The two storeyed corner building is designed in the Edwardian Free Classical Style. The chamfered elevation is a common means of acknowledging the location of a building on a corner. The entry to the corner shop is off the corner with Hammond Street while the entry to the upper floor is at the southern end of the building on Broadway.
The exterior of the ground floor shops are tiled with timber frames. Immediately above the verandah are steel framed windows allowing light into the shops. Each street elevation is divided into nearly symmetrical bays by pilasters with ornate capitals supporting a deep cornice above which is a shallow parapet.
It is likely to have been constructed of brickwork and cement rendered.
The building has been designed in the Edwardian Free Classical style where Classical elements are used in a non-academic manner. The building shows characteristics of the style including a lack of exact symmetry for each elevation, truncated parapets and pediments, unconventional classical orders and entablature combined with conventional classical elements.
The style was popular with architects who wished to base their designs upon classical architecture but were unwilling to have their architectural talents fettered by an academic approach to classicism. British architect Edwin Lutyens and American Frank Furness were influential in popularising the style, which they saw as a development towards a modern style.
Elements comprising the street elevation are the most significant including:
cement rendered brickwork
rendered parapet and pediment details, cornice, lettering with "Merchant J J McDonald Tailor and Habit-Maker", window architraves and sill course, pilasters, cornice, sting courses and other original decorative elements
timber double hung sash window
tiled and timber shopfronts
steel windows above the verandah
Although not visible the rear elevation and roof are also of significance.
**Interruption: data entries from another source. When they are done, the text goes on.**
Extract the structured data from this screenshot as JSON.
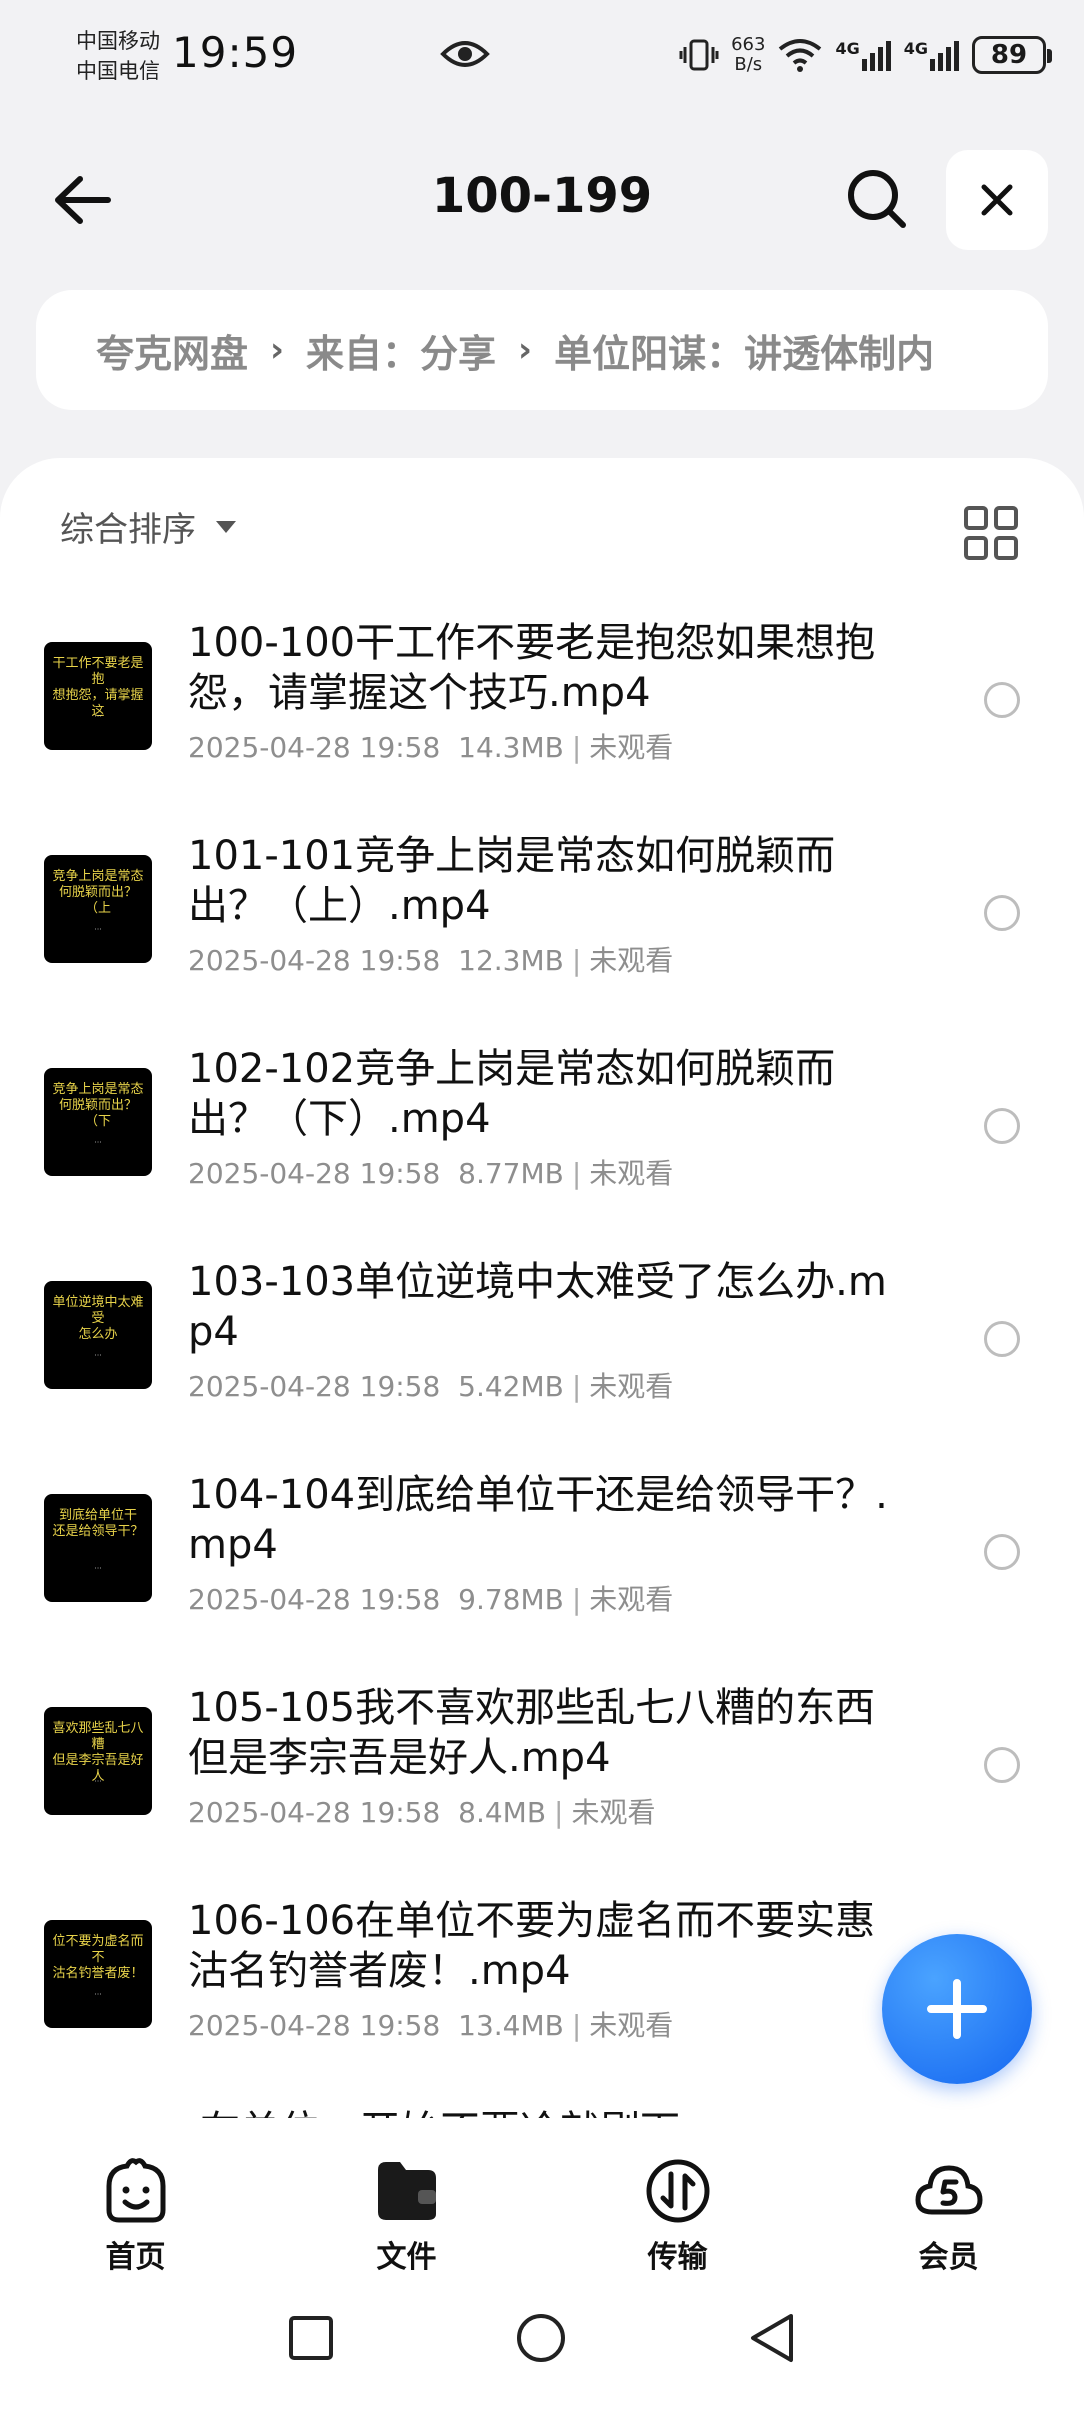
{
  "status_bar": {
    "carrier_1": "中国移动",
    "carrier_2": "中国电信",
    "time": "19:59",
    "net_speed_value": "663",
    "net_speed_unit": "B/s",
    "signal_1": "4G",
    "signal_2": "4G",
    "battery": "89"
  },
  "header": {
    "title": "100-199"
  },
  "breadcrumb": {
    "items": [
      "夸克网盘",
      "来自：分享",
      "单位阳谋：讲透体制内"
    ]
  },
  "toolbar": {
    "sort_label": "综合排序"
  },
  "files": [
    {
      "name": "100-100干工作不要老是抱怨如果想抱怨，请掌握这个技巧.mp4",
      "date": "2025-04-28 19:58",
      "size": "14.3MB",
      "status": "未观看",
      "thumb_text": "干工作不要老是抱\n想抱怨，请掌握这"
    },
    {
      "name": "101-101竞争上岗是常态如何脱颖而出？（上）.mp4",
      "date": "2025-04-28 19:58",
      "size": "12.3MB",
      "status": "未观看",
      "thumb_text": "竞争上岗是常态\n何脱颖而出？（上"
    },
    {
      "name": "102-102竞争上岗是常态如何脱颖而出？（下）.mp4",
      "date": "2025-04-28 19:58",
      "size": "8.77MB",
      "status": "未观看",
      "thumb_text": "竞争上岗是常态\n何脱颖而出？（下"
    },
    {
      "name": "103-103单位逆境中太难受了怎么办.mp4",
      "date": "2025-04-28 19:58",
      "size": "5.42MB",
      "status": "未观看",
      "thumb_text": "单位逆境中太难受\n怎么办"
    },
    {
      "name": "104-104到底给单位干还是给领导干？.mp4",
      "date": "2025-04-28 19:58",
      "size": "9.78MB",
      "status": "未观看",
      "thumb_text": "到底给单位干\n还是给领导干？"
    },
    {
      "name": "105-105我不喜欢那些乱七八糟的东西但是李宗吾是好人.mp4",
      "date": "2025-04-28 19:58",
      "size": "8.4MB",
      "status": "未观看",
      "thumb_text": "喜欢那些乱七八糟\n但是李宗吾是好人"
    },
    {
      "name": "106-106在单位不要为虚名而不要实惠沽名钓誉者废！.mp4",
      "date": "2025-04-28 19:58",
      "size": "13.4MB",
      "status": "未观看",
      "thumb_text": "位不要为虚名而不\n沽名钓誉者废！"
    }
  ],
  "partial_row_text": "在单位一开始不要冷就剔下",
  "bottom_nav": [
    {
      "label": "首页",
      "icon": "home-face-icon"
    },
    {
      "label": "文件",
      "icon": "folder-icon"
    },
    {
      "label": "传输",
      "icon": "transfer-icon"
    },
    {
      "label": "会员",
      "icon": "vip-cloud-icon"
    }
  ],
  "colors": {
    "accent": "#1466f0",
    "background": "#f2f2f4",
    "meta_text": "#8e8e8e"
  }
}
Please note that entry on the New Zealand Heritage List/Rarangi Korero identifies only the heritage values of the property concerned, and should not be construed as advice on the state of the property, or as a comment of its soundness or safety, including in regard to earthquake risk, safety in the event of fire, or insanitary conditions.